- [Work instruction]
The lines below should be written out again in full, exactly as they are.

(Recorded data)
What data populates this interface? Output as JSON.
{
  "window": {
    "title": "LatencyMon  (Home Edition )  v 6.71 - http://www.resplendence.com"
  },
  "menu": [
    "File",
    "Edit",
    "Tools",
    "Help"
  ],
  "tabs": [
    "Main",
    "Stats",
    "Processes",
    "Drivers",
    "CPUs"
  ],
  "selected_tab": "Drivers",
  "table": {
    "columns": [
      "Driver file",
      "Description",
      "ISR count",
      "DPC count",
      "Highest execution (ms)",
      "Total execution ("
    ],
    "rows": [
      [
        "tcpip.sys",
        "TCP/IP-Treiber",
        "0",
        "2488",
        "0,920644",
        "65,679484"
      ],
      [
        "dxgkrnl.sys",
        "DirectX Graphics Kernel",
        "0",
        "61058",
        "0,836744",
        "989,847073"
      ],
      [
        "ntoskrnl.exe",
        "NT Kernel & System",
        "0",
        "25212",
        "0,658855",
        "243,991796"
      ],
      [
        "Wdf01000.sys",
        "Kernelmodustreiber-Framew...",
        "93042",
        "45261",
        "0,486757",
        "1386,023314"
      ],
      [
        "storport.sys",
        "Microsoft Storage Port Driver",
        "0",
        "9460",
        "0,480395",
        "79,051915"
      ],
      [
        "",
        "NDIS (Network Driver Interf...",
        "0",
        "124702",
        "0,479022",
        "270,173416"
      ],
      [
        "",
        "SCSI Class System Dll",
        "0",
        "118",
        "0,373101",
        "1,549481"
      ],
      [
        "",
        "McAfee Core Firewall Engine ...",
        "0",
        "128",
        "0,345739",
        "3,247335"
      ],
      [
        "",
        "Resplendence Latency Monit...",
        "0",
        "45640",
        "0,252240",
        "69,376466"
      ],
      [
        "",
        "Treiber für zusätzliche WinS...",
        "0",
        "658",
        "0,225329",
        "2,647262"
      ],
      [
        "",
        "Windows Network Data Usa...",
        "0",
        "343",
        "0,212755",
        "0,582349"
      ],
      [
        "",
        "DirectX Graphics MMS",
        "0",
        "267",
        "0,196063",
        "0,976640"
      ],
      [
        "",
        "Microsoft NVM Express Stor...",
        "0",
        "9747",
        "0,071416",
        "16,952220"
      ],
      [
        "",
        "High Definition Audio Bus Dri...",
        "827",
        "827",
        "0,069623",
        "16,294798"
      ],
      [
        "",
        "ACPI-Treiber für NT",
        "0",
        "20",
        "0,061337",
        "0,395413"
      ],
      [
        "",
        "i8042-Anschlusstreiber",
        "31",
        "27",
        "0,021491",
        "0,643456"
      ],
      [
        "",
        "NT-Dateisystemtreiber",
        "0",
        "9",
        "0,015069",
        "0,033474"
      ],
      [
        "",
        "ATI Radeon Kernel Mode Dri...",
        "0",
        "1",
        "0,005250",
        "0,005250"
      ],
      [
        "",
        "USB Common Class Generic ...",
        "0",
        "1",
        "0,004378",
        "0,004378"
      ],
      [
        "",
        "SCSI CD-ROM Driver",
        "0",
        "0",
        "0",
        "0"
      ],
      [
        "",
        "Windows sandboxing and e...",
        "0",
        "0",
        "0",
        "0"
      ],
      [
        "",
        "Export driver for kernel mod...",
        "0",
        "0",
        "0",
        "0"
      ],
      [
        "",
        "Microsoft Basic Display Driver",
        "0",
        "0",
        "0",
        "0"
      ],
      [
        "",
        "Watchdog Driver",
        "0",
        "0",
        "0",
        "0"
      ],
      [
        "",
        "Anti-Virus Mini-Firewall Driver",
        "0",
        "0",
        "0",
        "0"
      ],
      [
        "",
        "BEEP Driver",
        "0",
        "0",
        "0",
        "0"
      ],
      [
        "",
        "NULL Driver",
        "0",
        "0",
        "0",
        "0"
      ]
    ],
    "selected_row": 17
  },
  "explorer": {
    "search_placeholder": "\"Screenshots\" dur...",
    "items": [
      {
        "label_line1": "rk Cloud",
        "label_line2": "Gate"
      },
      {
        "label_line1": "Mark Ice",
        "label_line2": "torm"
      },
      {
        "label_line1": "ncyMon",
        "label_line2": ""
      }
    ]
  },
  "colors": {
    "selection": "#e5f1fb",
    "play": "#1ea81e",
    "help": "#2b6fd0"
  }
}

- [Solved exercise]
What data populates this interface? Output as JSON.
{
  "window": {
    "title": "LatencyMon  (Home Edition )  v 6.71 - http://www.resplendence.com"
  },
  "menu": [
    "File",
    "Edit",
    "Tools",
    "Help"
  ],
  "tabs": [
    "Main",
    "Stats",
    "Processes",
    "Drivers",
    "CPUs"
  ],
  "selected_tab": "Drivers",
  "table": {
    "columns": [
      "Driver file",
      "Description",
      "ISR count",
      "DPC count",
      "Highest execution (ms)",
      "Total execution ("
    ],
    "rows": [
      [
        "tcpip.sys",
        "TCP/IP-Treiber",
        "0",
        "2488",
        "0,920644",
        "65,679484"
      ],
      [
        "dxgkrnl.sys",
        "DirectX Graphics Kernel",
        "0",
        "61058",
        "0,836744",
        "989,847073"
      ],
      [
        "ntoskrnl.exe",
        "NT Kernel & System",
        "0",
        "25212",
        "0,658855",
        "243,991796"
      ],
      [
        "Wdf01000.sys",
        "Kernelmodustreiber-Framew...",
        "93042",
        "45261",
        "0,486757",
        "1386,023314"
      ],
      [
        "storport.sys",
        "Microsoft Storage Port Driver",
        "0",
        "9460",
        "0,480395",
        "79,051915"
      ],
      [
        "",
        "NDIS (Network Driver Interf...",
        "0",
        "124702",
        "0,479022",
        "270,173416"
      ],
      [
        "",
        "SCSI Class System Dll",
        "0",
        "118",
        "0,373101",
        "1,549481"
      ],
      [
        "",
        "McAfee Core Firewall Engine ...",
        "0",
        "128",
        "0,345739",
        "3,247335"
      ],
      [
        "",
        "Resplendence Latency Monit...",
        "0",
        "45640",
        "0,252240",
        "69,376466"
      ],
      [
        "",
        "Treiber für zusätzliche WinS...",
        "0",
        "658",
        "0,225329",
        "2,647262"
      ],
      [
        "",
        "Windows Network Data Usa...",
        "0",
        "343",
        "0,212755",
        "0,582349"
      ],
      [
        "",
        "DirectX Graphics MMS",
        "0",
        "267",
        "0,196063",
        "0,976640"
      ],
      [
        "",
        "Microsoft NVM Express Stor...",
        "0",
        "9747",
        "0,071416",
        "16,952220"
      ],
      [
        "",
        "High Definition Audio Bus Dri...",
        "827",
        "827",
        "0,069623",
        "16,294798"
      ],
      [
        "",
        "ACPI-Treiber für NT",
        "0",
        "20",
        "0,061337",
        "0,395413"
      ],
      [
        "",
        "i8042-Anschlusstreiber",
        "31",
        "27",
        "0,021491",
        "0,643456"
      ],
      [
        "",
        "NT-Dateisystemtreiber",
        "0",
        "9",
        "0,015069",
        "0,033474"
      ],
      [
        "",
        "ATI Radeon Kernel Mode Dri...",
        "0",
        "1",
        "0,005250",
        "0,005250"
      ],
      [
        "",
        "USB Common Class Generic ...",
        "0",
        "1",
        "0,004378",
        "0,004378"
      ],
      [
        "",
        "SCSI CD-ROM Driver",
        "0",
        "0",
        "0",
        "0"
      ],
      [
        "",
        "Windows sandboxing and e...",
        "0",
        "0",
        "0",
        "0"
      ],
      [
        "",
        "Export driver for kernel mod...",
        "0",
        "0",
        "0",
        "0"
      ],
      [
        "",
        "Microsoft Basic Display Driver",
        "0",
        "0",
        "0",
        "0"
      ],
      [
        "",
        "Watchdog Driver",
        "0",
        "0",
        "0",
        "0"
      ],
      [
        "",
        "Anti-Virus Mini-Firewall Driver",
        "0",
        "0",
        "0",
        "0"
      ],
      [
        "",
        "BEEP Driver",
        "0",
        "0",
        "0",
        "0"
      ],
      [
        "",
        "NULL Driver",
        "0",
        "0",
        "0",
        "0"
      ]
    ],
    "selected_row": 17
  },
  "explorer": {
    "search_placeholder": "\"Screenshots\" dur...",
    "items": [
      {
        "label_line1": "rk Cloud",
        "label_line2": "Gate"
      },
      {
        "label_line1": "Mark Ice",
        "label_line2": "torm"
      },
      {
        "label_line1": "ncyMon",
        "label_line2": ""
      }
    ]
  },
  "colors": {
    "selection": "#e5f1fb",
    "play": "#1ea81e",
    "help": "#2b6fd0"
  }
}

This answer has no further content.